Exercise brief:
Whenever a line in the entries includes the word "question", copy that line out.

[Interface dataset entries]

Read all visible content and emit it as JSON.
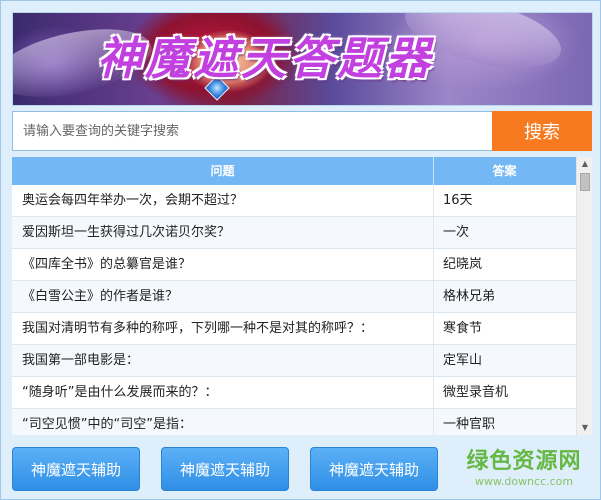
{
  "banner": {
    "title": "神魔遮天答题器"
  },
  "search": {
    "placeholder": "请输入要查询的关键字搜索",
    "button_label": "搜索"
  },
  "table": {
    "columns": {
      "question": "问题",
      "answer": "答案"
    },
    "rows": [
      {
        "question": "奥运会每四年举办一次，会期不超过？",
        "answer": "16天"
      },
      {
        "question": "爱因斯坦一生获得过几次诺贝尔奖？",
        "answer": "一次"
      },
      {
        "question": "《四库全书》的总纂官是谁？",
        "answer": "纪晓岚"
      },
      {
        "question": "《白雪公主》的作者是谁？",
        "answer": "格林兄弟"
      },
      {
        "question": "我国对清明节有多种的称呼，下列哪一种不是对其的称呼？：",
        "answer": "寒食节"
      },
      {
        "question": "我国第一部电影是：",
        "answer": "定军山"
      },
      {
        "question": "“随身听”是由什么发展而来的？：",
        "answer": "微型录音机"
      },
      {
        "question": "“司空见惯”中的“司空”是指：",
        "answer": "一种官职"
      }
    ]
  },
  "bottom": {
    "buttons": [
      "神魔遮天辅助",
      "神魔遮天辅助",
      "神魔遮天辅助"
    ],
    "watermark": {
      "logo": "绿色资源网",
      "url": "www.downcc.com"
    }
  },
  "colors": {
    "accent_orange": "#f87a20",
    "header_blue": "#73b7f4",
    "button_blue": "#2f8fe6"
  },
  "icons": {
    "scroll_up": "▲",
    "scroll_down": "▼"
  }
}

Result below:
      "question": "问题",
        "question": "奥运会每四年举办一次，会期不超过？",
        "question": "爱因斯坦一生获得过几次诺贝尔奖？",
        "question": "《四库全书》的总纂官是谁？",
        "question": "《白雪公主》的作者是谁？",
        "question": "我国对清明节有多种的称呼，下列哪一种不是对其的称呼？：",
        "question": "我国第一部电影是：",
        "question": "“随身听”是由什么发展而来的？：",
        "question": "“司空见惯”中的“司空”是指：",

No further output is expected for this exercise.